§ **Required work**:
Copy out the entries that come next, exactly.

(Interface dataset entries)
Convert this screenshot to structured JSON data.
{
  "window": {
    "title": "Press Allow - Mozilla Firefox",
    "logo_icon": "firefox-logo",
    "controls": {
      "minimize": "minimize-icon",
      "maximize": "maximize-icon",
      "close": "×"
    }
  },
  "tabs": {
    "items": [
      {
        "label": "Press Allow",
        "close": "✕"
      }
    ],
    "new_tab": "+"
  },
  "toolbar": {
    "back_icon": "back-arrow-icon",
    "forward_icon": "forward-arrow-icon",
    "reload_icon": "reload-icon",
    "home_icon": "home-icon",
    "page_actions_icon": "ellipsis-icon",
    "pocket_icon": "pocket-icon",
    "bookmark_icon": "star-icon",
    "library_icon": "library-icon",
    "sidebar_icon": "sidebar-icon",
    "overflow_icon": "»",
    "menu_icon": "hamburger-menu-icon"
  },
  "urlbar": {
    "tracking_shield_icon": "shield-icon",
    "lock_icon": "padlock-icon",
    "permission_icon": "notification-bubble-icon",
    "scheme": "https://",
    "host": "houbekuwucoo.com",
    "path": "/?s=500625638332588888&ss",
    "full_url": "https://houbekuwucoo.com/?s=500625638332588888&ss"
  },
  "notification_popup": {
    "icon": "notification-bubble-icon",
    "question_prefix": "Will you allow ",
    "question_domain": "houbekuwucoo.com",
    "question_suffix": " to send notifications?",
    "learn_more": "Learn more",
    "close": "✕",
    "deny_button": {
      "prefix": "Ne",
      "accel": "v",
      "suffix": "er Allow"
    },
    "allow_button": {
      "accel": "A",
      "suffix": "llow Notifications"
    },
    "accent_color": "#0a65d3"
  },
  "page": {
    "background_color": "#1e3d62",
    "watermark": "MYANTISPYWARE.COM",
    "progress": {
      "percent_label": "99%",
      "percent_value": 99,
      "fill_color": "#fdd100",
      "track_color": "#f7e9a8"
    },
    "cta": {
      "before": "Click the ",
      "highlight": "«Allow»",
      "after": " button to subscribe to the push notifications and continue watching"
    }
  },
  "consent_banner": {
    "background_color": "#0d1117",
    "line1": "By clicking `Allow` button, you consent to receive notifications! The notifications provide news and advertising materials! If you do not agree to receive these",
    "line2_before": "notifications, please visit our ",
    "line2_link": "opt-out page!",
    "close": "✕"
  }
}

§ **Task response**:
Convert this screenshot to structured JSON data.
{
  "window": {
    "title": "Press Allow - Mozilla Firefox",
    "logo_icon": "firefox-logo",
    "controls": {
      "minimize": "minimize-icon",
      "maximize": "maximize-icon",
      "close": "×"
    }
  },
  "tabs": {
    "items": [
      {
        "label": "Press Allow",
        "close": "✕"
      }
    ],
    "new_tab": "+"
  },
  "toolbar": {
    "back_icon": "back-arrow-icon",
    "forward_icon": "forward-arrow-icon",
    "reload_icon": "reload-icon",
    "home_icon": "home-icon",
    "page_actions_icon": "ellipsis-icon",
    "pocket_icon": "pocket-icon",
    "bookmark_icon": "star-icon",
    "library_icon": "library-icon",
    "sidebar_icon": "sidebar-icon",
    "overflow_icon": "»",
    "menu_icon": "hamburger-menu-icon"
  },
  "urlbar": {
    "tracking_shield_icon": "shield-icon",
    "lock_icon": "padlock-icon",
    "permission_icon": "notification-bubble-icon",
    "scheme": "https://",
    "host": "houbekuwucoo.com",
    "path": "/?s=500625638332588888&ss",
    "full_url": "https://houbekuwucoo.com/?s=500625638332588888&ss"
  },
  "notification_popup": {
    "icon": "notification-bubble-icon",
    "question_prefix": "Will you allow ",
    "question_domain": "houbekuwucoo.com",
    "question_suffix": " to send notifications?",
    "learn_more": "Learn more",
    "close": "✕",
    "deny_button": {
      "prefix": "Ne",
      "accel": "v",
      "suffix": "er Allow"
    },
    "allow_button": {
      "accel": "A",
      "suffix": "llow Notifications"
    },
    "accent_color": "#0a65d3"
  },
  "page": {
    "background_color": "#1e3d62",
    "watermark": "MYANTISPYWARE.COM",
    "progress": {
      "percent_label": "99%",
      "percent_value": 99,
      "fill_color": "#fdd100",
      "track_color": "#f7e9a8"
    },
    "cta": {
      "before": "Click the ",
      "highlight": "«Allow»",
      "after": " button to subscribe to the push notifications and continue watching"
    }
  },
  "consent_banner": {
    "background_color": "#0d1117",
    "line1": "By clicking `Allow` button, you consent to receive notifications! The notifications provide news and advertising materials! If you do not agree to receive these",
    "line2_before": "notifications, please visit our ",
    "line2_link": "opt-out page!",
    "close": "✕"
  }
}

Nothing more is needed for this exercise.